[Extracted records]
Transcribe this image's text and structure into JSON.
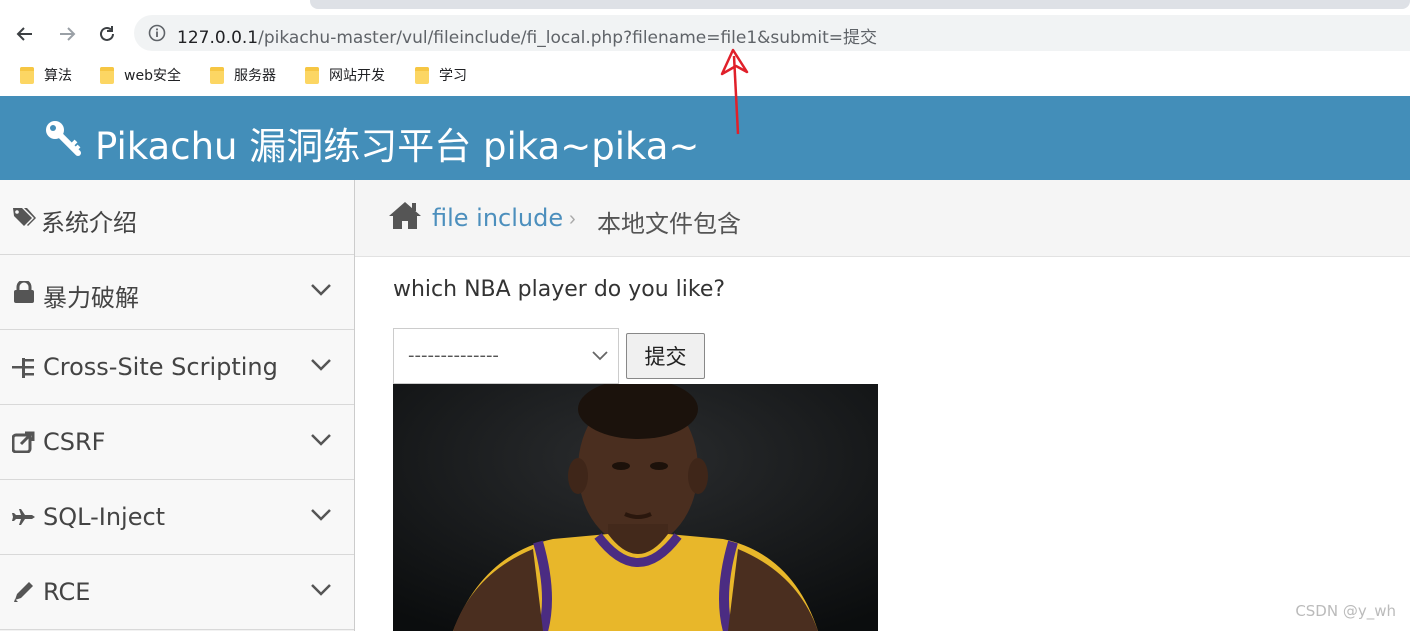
{
  "browser": {
    "url_host": "127.0.0.1",
    "url_path": "/pikachu-master/vul/fileinclude/fi_local.php?filename=file1&submit=提交",
    "bookmarks": [
      {
        "label": "算法"
      },
      {
        "label": "web安全"
      },
      {
        "label": "服务器"
      },
      {
        "label": "网站开发"
      },
      {
        "label": "学习"
      }
    ]
  },
  "header": {
    "title": "Pikachu 漏洞练习平台 pika~pika~",
    "icon": "key-icon",
    "bg_color": "#438eb9"
  },
  "sidebar": {
    "items": [
      {
        "label": "系统介绍",
        "icon": "tags-icon",
        "expandable": false
      },
      {
        "label": "暴力破解",
        "icon": "lock-icon",
        "expandable": true
      },
      {
        "label": "Cross-Site Scripting",
        "icon": "list-icon",
        "expandable": true
      },
      {
        "label": "CSRF",
        "icon": "share-icon",
        "expandable": true
      },
      {
        "label": "SQL-Inject",
        "icon": "plane-icon",
        "expandable": true
      },
      {
        "label": "RCE",
        "icon": "pencil-icon",
        "expandable": true
      }
    ]
  },
  "breadcrumb": {
    "link": "file include",
    "separator": "›",
    "current": "本地文件包含"
  },
  "content": {
    "question": "which NBA player do you like?",
    "select_value": "--------------",
    "submit_label": "提交"
  },
  "watermark": "CSDN @y_wh",
  "accent_color": "#4c8fbd"
}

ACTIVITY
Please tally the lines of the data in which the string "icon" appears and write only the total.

ANSWER SECTION
7